Congressman Jim Jordan will hold a hearing attacking Manhattan District Attorney Alvin Bragg about crime in New York City

Congressman Jim Jordan, Republican of Ohio, is scheduled to hold a hearing Monday in New York City concerning what he calls Manhattan District Attorney Alvin Bragg’s anti-crime policies, which he claims have led to increased violent crime for New York City’s residents. In reality, however, there has been a drop year-over-year in crime in the Big Apple.

The hearing follows the indictment of former President Donald Trump by Jordan, a staunch supporter of the former president. Former President Donald Trump will be 

Trump, who is running for president in 2024 was indicted several weeks ago by Bragg who determined Trump broke the law by paying hush money to porn star Stormy Daniels. He was indicted on April 4.

The FBI and NYPD are investigating a letter containing a death threat and white powder that was mailed to Bragg, whose office is continuing to investigate former President Donald Trump, law-enforcement sources told NBC News. 

The letter was addressed to Bragg and said, “ALVIN: I AM GOING TO KILL YOU!†the sources said. 

Despite the clearly threatening character of the letter, “there were no evacuations or injuries,†officials said. It was the latest in what a senior law enforcement source described as “several hundred threats” aimed at Bragg and his office in recent weeks.

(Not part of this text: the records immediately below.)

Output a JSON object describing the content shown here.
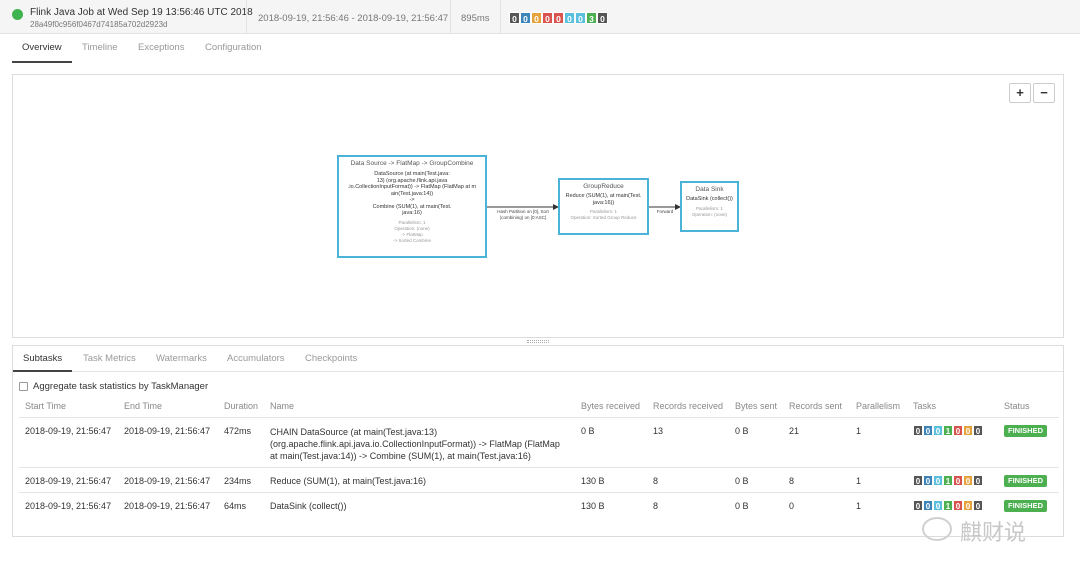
{
  "header": {
    "job_title": "Flink Java Job at Wed Sep 19 13:56:46 UTC 2018",
    "job_id": "28a49f0c956f0467d74185a702d2923d",
    "time_range": "2018-09-19, 21:56:46 - 2018-09-19, 21:56:47",
    "duration": "895ms",
    "status_counts": [
      {
        "value": "0",
        "color": "#555555"
      },
      {
        "value": "0",
        "color": "#3d84b8"
      },
      {
        "value": "0",
        "color": "#e6a23c"
      },
      {
        "value": "0",
        "color": "#d9534f"
      },
      {
        "value": "0",
        "color": "#d9534f"
      },
      {
        "value": "0",
        "color": "#5bc0de"
      },
      {
        "value": "0",
        "color": "#5bc0de"
      },
      {
        "value": "3",
        "color": "#4caf50"
      },
      {
        "value": "0",
        "color": "#555555"
      }
    ]
  },
  "tabs": [
    "Overview",
    "Timeline",
    "Exceptions",
    "Configuration"
  ],
  "plan": {
    "zoom_in": "+",
    "zoom_out": "−",
    "nodes": [
      {
        "title": "Data Source -> FlatMap -> GroupCombine",
        "lines": [
          "DataSource (at main(Test.java:",
          "13) (org.apache.flink.api.java",
          ".io.CollectionInputFormat)) -> FlatMap (FlatMap at m",
          "ain(Test.java:14))",
          "->",
          "Combine (SUM(1), at main(Test.",
          "java:16)"
        ],
        "small": [
          "Parallelism: 1",
          "",
          "Operation: (none)",
          "-> FlatMap",
          "",
          "-> Sorted Combine"
        ]
      },
      {
        "title": "GroupReduce",
        "lines": [
          "Reduce (SUM(1), at main(Test.",
          "java:16))"
        ],
        "small": [
          "Parallelism: 1",
          "",
          "Operation: Sorted Group Reduce"
        ]
      },
      {
        "title": "Data Sink",
        "lines": [
          "DataSink (collect())"
        ],
        "small": [
          "Parallelism: 1",
          "",
          "Operation: (none)"
        ]
      }
    ],
    "edges": [
      {
        "label": "Hash Partition on [0], Sort (combining) on [0:ASC]"
      },
      {
        "label": "Forward"
      }
    ]
  },
  "subtabs": [
    "Subtasks",
    "Task Metrics",
    "Watermarks",
    "Accumulators",
    "Checkpoints"
  ],
  "aggregate_label": "Aggregate task statistics by TaskManager",
  "table": {
    "headers": [
      "Start Time",
      "End Time",
      "Duration",
      "Name",
      "Bytes received",
      "Records received",
      "Bytes sent",
      "Records sent",
      "Parallelism",
      "Tasks",
      "Status"
    ],
    "rows": [
      {
        "start": "2018-09-19, 21:56:47",
        "end": "2018-09-19, 21:56:47",
        "duration": "472ms",
        "name": [
          "CHAIN DataSource (at main(Test.java:13)",
          "(org.apache.flink.api.java.io.CollectionInputFormat)) -> FlatMap (FlatMap",
          "at main(Test.java:14)) -> Combine (SUM(1), at main(Test.java:16)"
        ],
        "bytes_received": "0 B",
        "records_received": "13",
        "bytes_sent": "0 B",
        "records_sent": "21",
        "parallelism": "1",
        "tasks": [
          "0",
          "0",
          "0",
          "1",
          "0",
          "0",
          "0"
        ],
        "status": "FINISHED"
      },
      {
        "start": "2018-09-19, 21:56:47",
        "end": "2018-09-19, 21:56:47",
        "duration": "234ms",
        "name": [
          "Reduce (SUM(1), at main(Test.java:16)"
        ],
        "bytes_received": "130 B",
        "records_received": "8",
        "bytes_sent": "0 B",
        "records_sent": "8",
        "parallelism": "1",
        "tasks": [
          "0",
          "0",
          "0",
          "1",
          "0",
          "0",
          "0"
        ],
        "status": "FINISHED"
      },
      {
        "start": "2018-09-19, 21:56:47",
        "end": "2018-09-19, 21:56:47",
        "duration": "64ms",
        "name": [
          "DataSink (collect())"
        ],
        "bytes_received": "130 B",
        "records_received": "8",
        "bytes_sent": "0 B",
        "records_sent": "0",
        "parallelism": "1",
        "tasks": [
          "0",
          "0",
          "0",
          "1",
          "0",
          "0",
          "0"
        ],
        "status": "FINISHED"
      }
    ],
    "task_colors": [
      "#555555",
      "#3d84b8",
      "#5bc0de",
      "#4caf50",
      "#d9534f",
      "#e6a23c",
      "#555555"
    ]
  },
  "watermark": "麒财说"
}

As many as two dozen messages sent to the office of the district attorney threatened serious harm to Bragg.

At the same time, crime has dropped to its core in the Big Apple.

According to New Police Department, the number of shootings saw a 26.1 percent drop compared with March 2022. 

The NYPD reported that murder was down 11.4 percent, rape was down 0.8 percent and robbery was down 1.4 percent and burglary was down 12.5 percent.

“The continuing drop in shooting, homicides, and other violence in New York City is a direct result of the hard work performed each day and night by the women and men of NYPD,†said Police Commissioner Keechant L. Sewell.